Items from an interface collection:

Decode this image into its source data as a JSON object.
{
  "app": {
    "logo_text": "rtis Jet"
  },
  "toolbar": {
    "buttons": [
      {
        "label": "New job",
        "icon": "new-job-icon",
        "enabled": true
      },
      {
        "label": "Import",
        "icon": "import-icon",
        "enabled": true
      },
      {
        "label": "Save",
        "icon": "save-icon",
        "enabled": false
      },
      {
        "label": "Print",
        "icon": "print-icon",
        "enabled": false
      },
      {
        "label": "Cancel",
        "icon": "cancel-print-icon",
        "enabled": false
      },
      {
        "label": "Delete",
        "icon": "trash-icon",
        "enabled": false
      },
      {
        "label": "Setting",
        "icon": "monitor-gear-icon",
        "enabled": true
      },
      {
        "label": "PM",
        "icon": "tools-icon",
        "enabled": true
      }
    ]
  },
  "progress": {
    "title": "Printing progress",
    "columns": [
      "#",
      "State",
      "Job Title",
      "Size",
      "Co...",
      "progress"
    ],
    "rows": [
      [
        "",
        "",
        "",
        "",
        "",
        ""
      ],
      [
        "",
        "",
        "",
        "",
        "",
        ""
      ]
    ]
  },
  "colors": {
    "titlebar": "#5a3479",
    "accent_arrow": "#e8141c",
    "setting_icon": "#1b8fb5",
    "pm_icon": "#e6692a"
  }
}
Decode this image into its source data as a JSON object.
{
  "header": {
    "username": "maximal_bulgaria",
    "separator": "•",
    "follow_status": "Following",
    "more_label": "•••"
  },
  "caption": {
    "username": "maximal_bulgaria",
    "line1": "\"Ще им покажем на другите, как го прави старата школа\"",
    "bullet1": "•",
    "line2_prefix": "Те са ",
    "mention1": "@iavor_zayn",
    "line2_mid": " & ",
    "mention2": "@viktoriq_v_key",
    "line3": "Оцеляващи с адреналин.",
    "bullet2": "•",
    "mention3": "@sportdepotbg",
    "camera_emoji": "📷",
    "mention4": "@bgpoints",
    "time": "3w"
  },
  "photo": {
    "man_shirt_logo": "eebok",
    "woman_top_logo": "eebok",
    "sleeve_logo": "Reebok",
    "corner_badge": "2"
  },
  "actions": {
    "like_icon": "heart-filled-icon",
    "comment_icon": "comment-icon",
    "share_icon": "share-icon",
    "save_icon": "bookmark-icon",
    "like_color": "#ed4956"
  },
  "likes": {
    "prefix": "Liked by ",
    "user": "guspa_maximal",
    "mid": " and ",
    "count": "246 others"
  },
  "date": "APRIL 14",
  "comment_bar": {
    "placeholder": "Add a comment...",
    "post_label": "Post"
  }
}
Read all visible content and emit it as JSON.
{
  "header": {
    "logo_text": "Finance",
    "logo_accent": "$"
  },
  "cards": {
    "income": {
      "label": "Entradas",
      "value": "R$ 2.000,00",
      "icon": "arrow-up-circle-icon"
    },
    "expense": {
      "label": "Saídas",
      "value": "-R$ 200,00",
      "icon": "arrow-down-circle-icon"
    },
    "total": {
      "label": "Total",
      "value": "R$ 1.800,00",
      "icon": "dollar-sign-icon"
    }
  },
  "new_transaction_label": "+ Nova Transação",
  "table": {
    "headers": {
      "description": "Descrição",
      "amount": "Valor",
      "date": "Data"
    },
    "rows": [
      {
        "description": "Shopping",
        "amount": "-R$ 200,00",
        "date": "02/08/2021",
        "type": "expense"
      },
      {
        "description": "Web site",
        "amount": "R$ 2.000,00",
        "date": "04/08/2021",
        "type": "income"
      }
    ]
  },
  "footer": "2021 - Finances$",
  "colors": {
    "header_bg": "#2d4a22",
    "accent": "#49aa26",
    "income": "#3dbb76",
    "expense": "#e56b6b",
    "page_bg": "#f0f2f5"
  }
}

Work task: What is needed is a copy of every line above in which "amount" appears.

Final answer:
      "amount": "Valor",
        "amount": "-R$ 200,00",
        "amount": "R$ 2.000,00",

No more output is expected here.